However, as soon as one turns this around and makes a slightly different, yet equally true, observation that “Women are fatter than men,” it becomes a stereotype because nobody, least of all women, wants to be considered fat. But it is true nonetheless; women have a higher percentage of body fat than men throughout the life course (and there are evolutionary reasons for this as well). Once again, there are numerous individual exceptions, but the generalization still holds true at the population level.
Stereotypes and empirical generalizations are neither good nor bad, desirable nor undesirable, moral nor immoral. They just are. Stereotypes do not tell us how to behave or treat other people (or groups of people). Stereotypes are observations about the empirical world, not behavioral prescriptions. One may not infer how to treat people from empirical observations about them.
Stereotypes tell us what groups of people tend to be or do in general; they do not tell us how we ought to treat them.
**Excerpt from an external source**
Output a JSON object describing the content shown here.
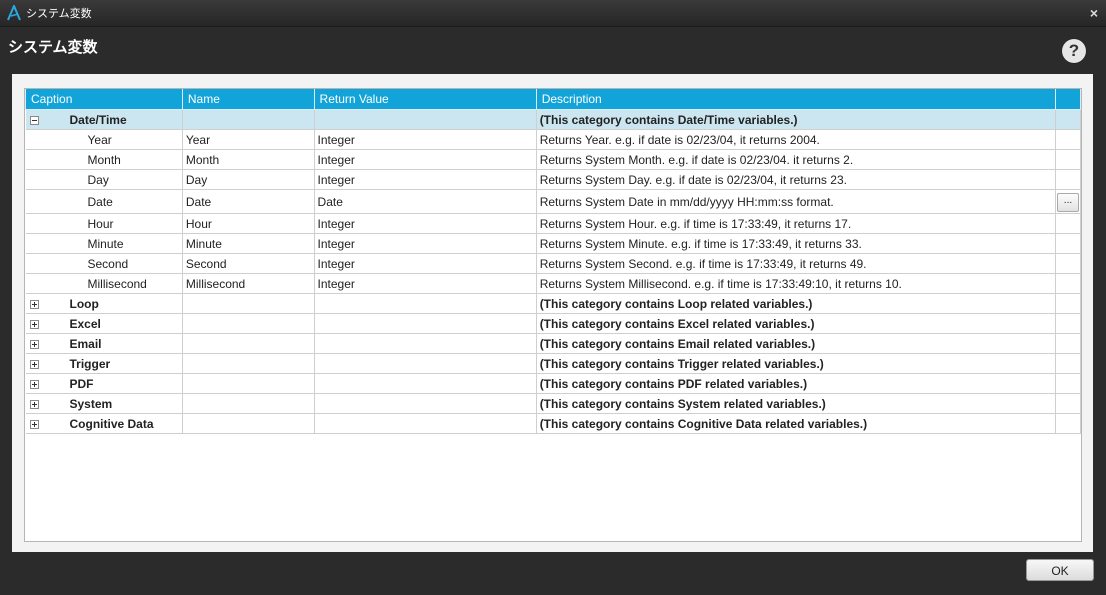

Once again, there is no place for “ought” in science.
As empirical generalizations borne of the observations and experiences of millions of individuals, most stereotypes are on the whole true. If they are not true, they cannot survive long as stereotypes. Nonetheless, theory and research in evolutionary psychology have overturned a few stereotypes and shown them to be false.
So is it wrong to hold a stereotype?
Of course not. It is our way of short circuiting mental processes. You wouldn't survive very long if you required a solid body of evidence on every individual prior to taking action; but of course the Libbies will make you feel guilty for stereotyping. What you need, though, is personal honesty. Recognise when you have made a mistake, and judge individuals on their merits. On this basis, you may even find that you will have a black/muslim/gay friend.
If a group of black youths walk towards me, in a lower socio-economic area, it would be imprudent not to cross the street; not racist.
If you ignored this short circuiting system, you may get a Noddy badge from some, but you will incur a lot of hardship and your "gut feel" will be absent.